▶ **Record set**:

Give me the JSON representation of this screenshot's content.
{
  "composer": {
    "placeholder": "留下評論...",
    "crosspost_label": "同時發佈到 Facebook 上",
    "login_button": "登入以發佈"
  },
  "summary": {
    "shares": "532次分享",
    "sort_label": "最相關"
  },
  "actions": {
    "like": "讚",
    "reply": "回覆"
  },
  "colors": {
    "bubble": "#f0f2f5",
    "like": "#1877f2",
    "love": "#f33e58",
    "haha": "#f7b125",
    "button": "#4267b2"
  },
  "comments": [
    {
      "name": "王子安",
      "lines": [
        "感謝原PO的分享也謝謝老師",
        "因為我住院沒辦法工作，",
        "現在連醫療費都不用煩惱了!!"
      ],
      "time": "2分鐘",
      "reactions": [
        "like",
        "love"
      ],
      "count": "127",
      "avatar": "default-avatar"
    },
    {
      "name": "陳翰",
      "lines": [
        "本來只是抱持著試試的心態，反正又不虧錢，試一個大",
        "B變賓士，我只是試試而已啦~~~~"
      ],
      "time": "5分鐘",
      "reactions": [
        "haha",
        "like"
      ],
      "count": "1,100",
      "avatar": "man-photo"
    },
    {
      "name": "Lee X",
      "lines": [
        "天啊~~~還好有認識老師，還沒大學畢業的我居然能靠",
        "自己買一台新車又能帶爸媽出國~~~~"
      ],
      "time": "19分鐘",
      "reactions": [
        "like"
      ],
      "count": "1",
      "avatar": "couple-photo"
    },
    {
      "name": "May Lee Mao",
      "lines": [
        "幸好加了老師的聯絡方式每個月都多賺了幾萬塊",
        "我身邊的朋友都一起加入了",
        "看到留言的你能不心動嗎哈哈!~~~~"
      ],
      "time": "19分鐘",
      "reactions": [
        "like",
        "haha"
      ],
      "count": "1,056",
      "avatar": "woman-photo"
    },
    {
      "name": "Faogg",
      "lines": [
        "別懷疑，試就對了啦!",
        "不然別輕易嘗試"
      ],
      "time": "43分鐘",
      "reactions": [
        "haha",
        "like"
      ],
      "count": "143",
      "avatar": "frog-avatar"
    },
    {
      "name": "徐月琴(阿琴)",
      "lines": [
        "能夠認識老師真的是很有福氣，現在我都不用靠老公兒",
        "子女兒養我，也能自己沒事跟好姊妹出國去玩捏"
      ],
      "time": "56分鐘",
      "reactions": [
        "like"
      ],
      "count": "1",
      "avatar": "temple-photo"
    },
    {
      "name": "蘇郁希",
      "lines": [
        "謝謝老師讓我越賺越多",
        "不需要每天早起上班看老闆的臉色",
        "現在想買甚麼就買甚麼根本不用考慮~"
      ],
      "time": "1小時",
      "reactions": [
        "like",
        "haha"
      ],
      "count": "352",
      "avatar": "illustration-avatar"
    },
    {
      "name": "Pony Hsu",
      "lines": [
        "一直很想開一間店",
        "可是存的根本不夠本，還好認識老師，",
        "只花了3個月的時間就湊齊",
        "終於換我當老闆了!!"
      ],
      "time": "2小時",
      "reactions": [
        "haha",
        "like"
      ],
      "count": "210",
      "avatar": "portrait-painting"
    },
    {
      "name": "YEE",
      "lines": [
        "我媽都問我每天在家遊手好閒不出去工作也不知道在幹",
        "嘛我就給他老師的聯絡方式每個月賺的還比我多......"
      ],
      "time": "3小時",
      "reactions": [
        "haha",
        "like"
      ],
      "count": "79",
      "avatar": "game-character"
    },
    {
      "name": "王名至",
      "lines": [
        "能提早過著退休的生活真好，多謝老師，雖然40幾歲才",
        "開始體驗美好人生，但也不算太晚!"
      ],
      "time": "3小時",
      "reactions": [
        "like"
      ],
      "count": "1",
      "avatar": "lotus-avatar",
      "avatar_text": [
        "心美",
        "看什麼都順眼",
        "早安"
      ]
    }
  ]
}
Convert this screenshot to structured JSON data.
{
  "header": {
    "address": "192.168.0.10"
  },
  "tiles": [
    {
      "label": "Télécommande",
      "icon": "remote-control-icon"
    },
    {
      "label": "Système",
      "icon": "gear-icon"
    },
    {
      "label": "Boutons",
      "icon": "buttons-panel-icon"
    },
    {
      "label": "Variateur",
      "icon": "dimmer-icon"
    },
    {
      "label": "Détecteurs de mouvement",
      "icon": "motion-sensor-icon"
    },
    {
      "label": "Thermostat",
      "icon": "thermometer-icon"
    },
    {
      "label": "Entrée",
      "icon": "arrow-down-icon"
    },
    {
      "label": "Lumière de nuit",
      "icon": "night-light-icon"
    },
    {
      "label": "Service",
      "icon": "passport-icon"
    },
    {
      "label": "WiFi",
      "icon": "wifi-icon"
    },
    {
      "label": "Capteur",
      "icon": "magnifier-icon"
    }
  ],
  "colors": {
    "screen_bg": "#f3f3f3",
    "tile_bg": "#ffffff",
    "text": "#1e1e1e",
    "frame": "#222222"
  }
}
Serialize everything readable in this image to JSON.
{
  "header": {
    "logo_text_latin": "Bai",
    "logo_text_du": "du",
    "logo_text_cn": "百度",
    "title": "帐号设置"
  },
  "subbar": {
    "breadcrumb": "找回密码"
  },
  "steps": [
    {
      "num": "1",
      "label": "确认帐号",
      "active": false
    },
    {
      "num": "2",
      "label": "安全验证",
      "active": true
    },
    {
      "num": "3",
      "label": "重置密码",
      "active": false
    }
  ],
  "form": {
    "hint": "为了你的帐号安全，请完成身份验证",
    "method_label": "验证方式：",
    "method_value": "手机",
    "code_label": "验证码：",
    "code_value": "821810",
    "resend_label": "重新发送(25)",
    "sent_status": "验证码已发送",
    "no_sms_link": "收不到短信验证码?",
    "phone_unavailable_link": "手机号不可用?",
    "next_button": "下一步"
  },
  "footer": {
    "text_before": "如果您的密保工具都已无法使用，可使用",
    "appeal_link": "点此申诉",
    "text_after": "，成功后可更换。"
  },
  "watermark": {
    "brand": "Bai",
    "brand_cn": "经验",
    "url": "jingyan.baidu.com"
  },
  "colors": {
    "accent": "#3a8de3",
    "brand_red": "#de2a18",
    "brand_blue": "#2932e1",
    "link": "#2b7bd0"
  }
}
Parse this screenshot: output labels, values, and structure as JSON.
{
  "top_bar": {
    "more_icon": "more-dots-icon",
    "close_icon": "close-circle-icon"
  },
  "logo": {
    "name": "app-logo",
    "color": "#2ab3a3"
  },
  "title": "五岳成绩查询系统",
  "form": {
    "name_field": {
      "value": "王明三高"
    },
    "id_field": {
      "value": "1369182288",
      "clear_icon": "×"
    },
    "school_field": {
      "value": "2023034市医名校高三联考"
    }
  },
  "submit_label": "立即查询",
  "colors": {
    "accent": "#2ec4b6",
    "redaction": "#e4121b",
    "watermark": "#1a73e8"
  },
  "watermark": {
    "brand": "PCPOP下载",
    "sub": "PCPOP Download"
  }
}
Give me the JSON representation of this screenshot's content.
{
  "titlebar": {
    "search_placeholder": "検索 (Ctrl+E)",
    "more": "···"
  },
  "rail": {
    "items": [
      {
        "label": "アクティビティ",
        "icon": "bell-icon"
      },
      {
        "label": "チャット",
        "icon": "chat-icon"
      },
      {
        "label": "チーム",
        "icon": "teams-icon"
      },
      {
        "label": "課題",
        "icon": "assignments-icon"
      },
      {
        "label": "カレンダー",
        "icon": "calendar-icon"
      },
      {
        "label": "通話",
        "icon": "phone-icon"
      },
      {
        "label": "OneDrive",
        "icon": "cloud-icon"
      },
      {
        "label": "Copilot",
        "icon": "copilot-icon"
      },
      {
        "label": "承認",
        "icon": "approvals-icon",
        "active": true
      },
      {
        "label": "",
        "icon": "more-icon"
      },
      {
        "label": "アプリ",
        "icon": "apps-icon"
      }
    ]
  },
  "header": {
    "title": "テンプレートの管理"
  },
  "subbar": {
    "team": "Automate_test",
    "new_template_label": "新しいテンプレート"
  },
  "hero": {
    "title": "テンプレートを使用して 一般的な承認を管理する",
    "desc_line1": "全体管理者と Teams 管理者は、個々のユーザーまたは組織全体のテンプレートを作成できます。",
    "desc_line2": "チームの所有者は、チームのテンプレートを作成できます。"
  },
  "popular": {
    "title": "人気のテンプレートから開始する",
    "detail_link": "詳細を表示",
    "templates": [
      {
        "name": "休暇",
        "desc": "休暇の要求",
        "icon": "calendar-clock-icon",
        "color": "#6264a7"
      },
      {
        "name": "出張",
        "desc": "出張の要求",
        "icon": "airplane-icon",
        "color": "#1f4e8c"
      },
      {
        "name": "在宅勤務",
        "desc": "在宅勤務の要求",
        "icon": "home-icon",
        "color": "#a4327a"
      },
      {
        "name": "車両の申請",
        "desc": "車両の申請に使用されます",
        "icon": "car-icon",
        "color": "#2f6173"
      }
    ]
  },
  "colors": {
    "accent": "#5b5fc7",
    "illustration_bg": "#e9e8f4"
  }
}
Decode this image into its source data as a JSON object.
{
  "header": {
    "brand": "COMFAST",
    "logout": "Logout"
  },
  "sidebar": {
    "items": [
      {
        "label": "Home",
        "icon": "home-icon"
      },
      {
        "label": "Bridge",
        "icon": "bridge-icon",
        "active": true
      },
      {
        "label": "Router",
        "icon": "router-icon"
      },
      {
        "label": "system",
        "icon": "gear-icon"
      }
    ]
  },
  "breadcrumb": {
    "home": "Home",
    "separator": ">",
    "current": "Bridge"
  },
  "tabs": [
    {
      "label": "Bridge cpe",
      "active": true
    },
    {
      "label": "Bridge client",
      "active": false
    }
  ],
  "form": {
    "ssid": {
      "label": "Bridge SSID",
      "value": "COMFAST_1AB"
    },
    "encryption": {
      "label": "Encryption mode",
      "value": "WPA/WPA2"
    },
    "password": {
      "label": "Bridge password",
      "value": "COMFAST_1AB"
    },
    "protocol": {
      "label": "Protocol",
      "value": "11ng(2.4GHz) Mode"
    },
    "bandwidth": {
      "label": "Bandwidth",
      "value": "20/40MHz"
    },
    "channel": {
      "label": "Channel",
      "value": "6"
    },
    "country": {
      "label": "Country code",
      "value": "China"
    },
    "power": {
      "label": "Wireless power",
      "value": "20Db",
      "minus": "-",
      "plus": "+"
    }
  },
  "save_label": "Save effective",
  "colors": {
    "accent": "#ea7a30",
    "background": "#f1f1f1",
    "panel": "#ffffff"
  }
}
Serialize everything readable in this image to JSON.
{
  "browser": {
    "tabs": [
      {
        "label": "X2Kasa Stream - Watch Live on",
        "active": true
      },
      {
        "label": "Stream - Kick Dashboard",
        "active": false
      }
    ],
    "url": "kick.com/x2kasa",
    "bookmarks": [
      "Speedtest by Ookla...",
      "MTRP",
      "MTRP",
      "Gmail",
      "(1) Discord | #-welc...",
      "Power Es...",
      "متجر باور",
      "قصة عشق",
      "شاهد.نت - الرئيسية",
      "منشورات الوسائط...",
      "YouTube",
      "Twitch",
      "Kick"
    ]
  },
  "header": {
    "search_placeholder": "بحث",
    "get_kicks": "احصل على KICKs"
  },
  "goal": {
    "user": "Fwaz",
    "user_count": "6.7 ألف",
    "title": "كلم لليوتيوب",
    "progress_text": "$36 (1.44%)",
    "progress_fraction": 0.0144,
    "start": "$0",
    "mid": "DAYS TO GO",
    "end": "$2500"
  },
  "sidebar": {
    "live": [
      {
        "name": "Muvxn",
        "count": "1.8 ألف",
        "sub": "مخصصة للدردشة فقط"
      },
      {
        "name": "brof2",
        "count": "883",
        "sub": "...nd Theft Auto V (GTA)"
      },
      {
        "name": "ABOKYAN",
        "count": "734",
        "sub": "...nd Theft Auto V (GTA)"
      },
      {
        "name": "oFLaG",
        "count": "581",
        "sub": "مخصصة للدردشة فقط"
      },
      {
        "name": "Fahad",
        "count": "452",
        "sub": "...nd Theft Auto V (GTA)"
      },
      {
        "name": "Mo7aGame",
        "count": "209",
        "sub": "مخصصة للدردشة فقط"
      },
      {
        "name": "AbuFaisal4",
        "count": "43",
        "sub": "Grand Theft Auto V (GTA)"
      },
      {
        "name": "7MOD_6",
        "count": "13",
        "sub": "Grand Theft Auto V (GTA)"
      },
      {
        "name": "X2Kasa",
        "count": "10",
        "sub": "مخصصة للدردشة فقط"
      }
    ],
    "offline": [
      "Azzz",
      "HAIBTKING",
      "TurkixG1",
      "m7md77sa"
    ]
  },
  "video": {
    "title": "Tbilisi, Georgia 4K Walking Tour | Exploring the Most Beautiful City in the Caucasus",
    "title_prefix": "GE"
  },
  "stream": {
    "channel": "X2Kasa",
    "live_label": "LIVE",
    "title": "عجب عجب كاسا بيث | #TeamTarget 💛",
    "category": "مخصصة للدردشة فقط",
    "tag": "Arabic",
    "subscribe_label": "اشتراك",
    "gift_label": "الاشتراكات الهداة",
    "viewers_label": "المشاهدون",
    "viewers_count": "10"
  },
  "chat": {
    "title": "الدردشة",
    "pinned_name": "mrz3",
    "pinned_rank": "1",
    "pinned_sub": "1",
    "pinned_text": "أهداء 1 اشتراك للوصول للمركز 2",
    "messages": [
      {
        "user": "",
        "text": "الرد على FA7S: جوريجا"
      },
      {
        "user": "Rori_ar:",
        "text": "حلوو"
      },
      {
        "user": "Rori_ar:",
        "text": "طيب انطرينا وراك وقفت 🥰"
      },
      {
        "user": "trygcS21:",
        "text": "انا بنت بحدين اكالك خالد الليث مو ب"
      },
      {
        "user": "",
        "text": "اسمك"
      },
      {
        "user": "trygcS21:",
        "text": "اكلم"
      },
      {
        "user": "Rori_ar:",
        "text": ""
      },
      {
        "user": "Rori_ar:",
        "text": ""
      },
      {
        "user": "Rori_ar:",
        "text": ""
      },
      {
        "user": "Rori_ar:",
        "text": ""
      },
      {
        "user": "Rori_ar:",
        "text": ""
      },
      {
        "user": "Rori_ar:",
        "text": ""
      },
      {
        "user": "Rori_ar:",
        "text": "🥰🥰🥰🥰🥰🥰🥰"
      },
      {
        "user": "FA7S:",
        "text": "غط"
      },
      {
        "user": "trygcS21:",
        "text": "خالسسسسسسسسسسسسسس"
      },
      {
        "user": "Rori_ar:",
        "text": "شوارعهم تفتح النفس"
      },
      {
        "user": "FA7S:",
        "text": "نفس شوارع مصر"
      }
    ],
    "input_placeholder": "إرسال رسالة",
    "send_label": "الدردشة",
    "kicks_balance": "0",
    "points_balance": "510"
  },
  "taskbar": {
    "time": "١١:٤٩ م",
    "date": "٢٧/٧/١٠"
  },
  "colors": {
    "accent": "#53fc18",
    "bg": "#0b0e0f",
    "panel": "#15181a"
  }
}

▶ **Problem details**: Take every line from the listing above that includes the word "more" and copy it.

▶ **Response to the task**:
    "more_icon": "more-dots-icon",
    "more": "···"
        "icon": "more-icon"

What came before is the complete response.